# [Exercise brief]
The complete data, repeated exactly, should form your response.

# [Available data]
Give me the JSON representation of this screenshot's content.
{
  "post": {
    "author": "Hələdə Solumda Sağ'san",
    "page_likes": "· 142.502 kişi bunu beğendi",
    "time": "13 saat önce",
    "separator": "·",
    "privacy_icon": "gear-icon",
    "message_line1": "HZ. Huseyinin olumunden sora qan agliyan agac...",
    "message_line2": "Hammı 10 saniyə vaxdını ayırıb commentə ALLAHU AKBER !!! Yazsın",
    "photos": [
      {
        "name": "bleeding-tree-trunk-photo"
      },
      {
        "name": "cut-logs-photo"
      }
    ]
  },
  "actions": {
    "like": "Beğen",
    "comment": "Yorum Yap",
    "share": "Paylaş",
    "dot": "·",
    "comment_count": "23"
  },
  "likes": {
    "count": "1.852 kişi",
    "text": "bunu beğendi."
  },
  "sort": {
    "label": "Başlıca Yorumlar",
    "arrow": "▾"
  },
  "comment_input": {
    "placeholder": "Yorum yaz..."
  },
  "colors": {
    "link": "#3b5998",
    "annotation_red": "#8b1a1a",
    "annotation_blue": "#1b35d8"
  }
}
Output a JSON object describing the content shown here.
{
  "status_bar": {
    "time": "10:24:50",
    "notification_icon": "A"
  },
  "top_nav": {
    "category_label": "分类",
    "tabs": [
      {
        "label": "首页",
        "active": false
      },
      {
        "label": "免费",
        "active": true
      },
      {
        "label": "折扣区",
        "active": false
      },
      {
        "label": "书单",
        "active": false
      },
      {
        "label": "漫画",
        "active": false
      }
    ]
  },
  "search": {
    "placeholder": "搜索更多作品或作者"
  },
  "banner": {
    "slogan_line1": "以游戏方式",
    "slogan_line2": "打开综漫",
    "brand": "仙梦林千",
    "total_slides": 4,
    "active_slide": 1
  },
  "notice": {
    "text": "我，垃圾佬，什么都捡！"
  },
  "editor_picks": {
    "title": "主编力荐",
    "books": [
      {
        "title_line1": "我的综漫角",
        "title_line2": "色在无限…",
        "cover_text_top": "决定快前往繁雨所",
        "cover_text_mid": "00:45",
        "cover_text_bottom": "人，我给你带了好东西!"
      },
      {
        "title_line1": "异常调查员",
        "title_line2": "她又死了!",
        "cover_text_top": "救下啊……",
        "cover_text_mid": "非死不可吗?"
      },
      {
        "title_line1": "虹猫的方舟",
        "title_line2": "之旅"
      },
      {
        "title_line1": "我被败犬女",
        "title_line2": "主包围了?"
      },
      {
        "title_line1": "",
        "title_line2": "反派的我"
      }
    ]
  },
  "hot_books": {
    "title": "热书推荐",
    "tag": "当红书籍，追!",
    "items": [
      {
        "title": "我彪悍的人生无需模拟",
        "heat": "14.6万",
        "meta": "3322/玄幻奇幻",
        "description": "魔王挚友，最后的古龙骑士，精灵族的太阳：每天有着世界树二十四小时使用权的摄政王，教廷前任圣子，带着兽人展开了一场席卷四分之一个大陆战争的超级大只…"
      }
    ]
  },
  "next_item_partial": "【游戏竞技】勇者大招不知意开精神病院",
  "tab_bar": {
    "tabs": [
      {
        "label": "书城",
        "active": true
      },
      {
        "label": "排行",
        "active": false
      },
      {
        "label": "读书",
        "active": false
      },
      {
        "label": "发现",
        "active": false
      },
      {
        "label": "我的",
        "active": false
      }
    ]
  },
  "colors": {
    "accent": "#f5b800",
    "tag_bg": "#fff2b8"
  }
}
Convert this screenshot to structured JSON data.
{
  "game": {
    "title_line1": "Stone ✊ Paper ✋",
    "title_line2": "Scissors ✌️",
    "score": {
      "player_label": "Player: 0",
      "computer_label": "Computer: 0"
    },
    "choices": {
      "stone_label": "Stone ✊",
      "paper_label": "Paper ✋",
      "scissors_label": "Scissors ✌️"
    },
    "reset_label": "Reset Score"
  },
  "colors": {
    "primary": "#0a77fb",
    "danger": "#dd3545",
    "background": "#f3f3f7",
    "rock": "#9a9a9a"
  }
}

# [Answer]
Give me the JSON representation of this screenshot's content.
{
  "post": {
    "author": "Hələdə Solumda Sağ'san",
    "page_likes": "· 142.502 kişi bunu beğendi",
    "time": "13 saat önce",
    "separator": "·",
    "privacy_icon": "gear-icon",
    "message_line1": "HZ. Huseyinin olumunden sora qan agliyan agac...",
    "message_line2": "Hammı 10 saniyə vaxdını ayırıb commentə ALLAHU AKBER !!! Yazsın",
    "photos": [
      {
        "name": "bleeding-tree-trunk-photo"
      },
      {
        "name": "cut-logs-photo"
      }
    ]
  },
  "actions": {
    "like": "Beğen",
    "comment": "Yorum Yap",
    "share": "Paylaş",
    "dot": "·",
    "comment_count": "23"
  },
  "likes": {
    "count": "1.852 kişi",
    "text": "bunu beğendi."
  },
  "sort": {
    "label": "Başlıca Yorumlar",
    "arrow": "▾"
  },
  "comment_input": {
    "placeholder": "Yorum yaz..."
  },
  "colors": {
    "link": "#3b5998",
    "annotation_red": "#8b1a1a",
    "annotation_blue": "#1b35d8"
  }
}
Output a JSON object describing the content shown here.
{
  "status_bar": {
    "time": "10:24:50",
    "notification_icon": "A"
  },
  "top_nav": {
    "category_label": "分类",
    "tabs": [
      {
        "label": "首页",
        "active": false
      },
      {
        "label": "免费",
        "active": true
      },
      {
        "label": "折扣区",
        "active": false
      },
      {
        "label": "书单",
        "active": false
      },
      {
        "label": "漫画",
        "active": false
      }
    ]
  },
  "search": {
    "placeholder": "搜索更多作品或作者"
  },
  "banner": {
    "slogan_line1": "以游戏方式",
    "slogan_line2": "打开综漫",
    "brand": "仙梦林千",
    "total_slides": 4,
    "active_slide": 1
  },
  "notice": {
    "text": "我，垃圾佬，什么都捡！"
  },
  "editor_picks": {
    "title": "主编力荐",
    "books": [
      {
        "title_line1": "我的综漫角",
        "title_line2": "色在无限…",
        "cover_text_top": "决定快前往繁雨所",
        "cover_text_mid": "00:45",
        "cover_text_bottom": "人，我给你带了好东西!"
      },
      {
        "title_line1": "异常调查员",
        "title_line2": "她又死了!",
        "cover_text_top": "救下啊……",
        "cover_text_mid": "非死不可吗?"
      },
      {
        "title_line1": "虹猫的方舟",
        "title_line2": "之旅"
      },
      {
        "title_line1": "我被败犬女",
        "title_line2": "主包围了?"
      },
      {
        "title_line1": "",
        "title_line2": "反派的我"
      }
    ]
  },
  "hot_books": {
    "title": "热书推荐",
    "tag": "当红书籍，追!",
    "items": [
      {
        "title": "我彪悍的人生无需模拟",
        "heat": "14.6万",
        "meta": "3322/玄幻奇幻",
        "description": "魔王挚友，最后的古龙骑士，精灵族的太阳：每天有着世界树二十四小时使用权的摄政王，教廷前任圣子，带着兽人展开了一场席卷四分之一个大陆战争的超级大只…"
      }
    ]
  },
  "next_item_partial": "【游戏竞技】勇者大招不知意开精神病院",
  "tab_bar": {
    "tabs": [
      {
        "label": "书城",
        "active": true
      },
      {
        "label": "排行",
        "active": false
      },
      {
        "label": "读书",
        "active": false
      },
      {
        "label": "发现",
        "active": false
      },
      {
        "label": "我的",
        "active": false
      }
    ]
  },
  "colors": {
    "accent": "#f5b800",
    "tag_bg": "#fff2b8"
  }
}
Convert this screenshot to structured JSON data.
{
  "game": {
    "title_line1": "Stone ✊ Paper ✋",
    "title_line2": "Scissors ✌️",
    "score": {
      "player_label": "Player: 0",
      "computer_label": "Computer: 0"
    },
    "choices": {
      "stone_label": "Stone ✊",
      "paper_label": "Paper ✋",
      "scissors_label": "Scissors ✌️"
    },
    "reset_label": "Reset Score"
  },
  "colors": {
    "primary": "#0a77fb",
    "danger": "#dd3545",
    "background": "#f3f3f7",
    "rock": "#9a9a9a"
  }
}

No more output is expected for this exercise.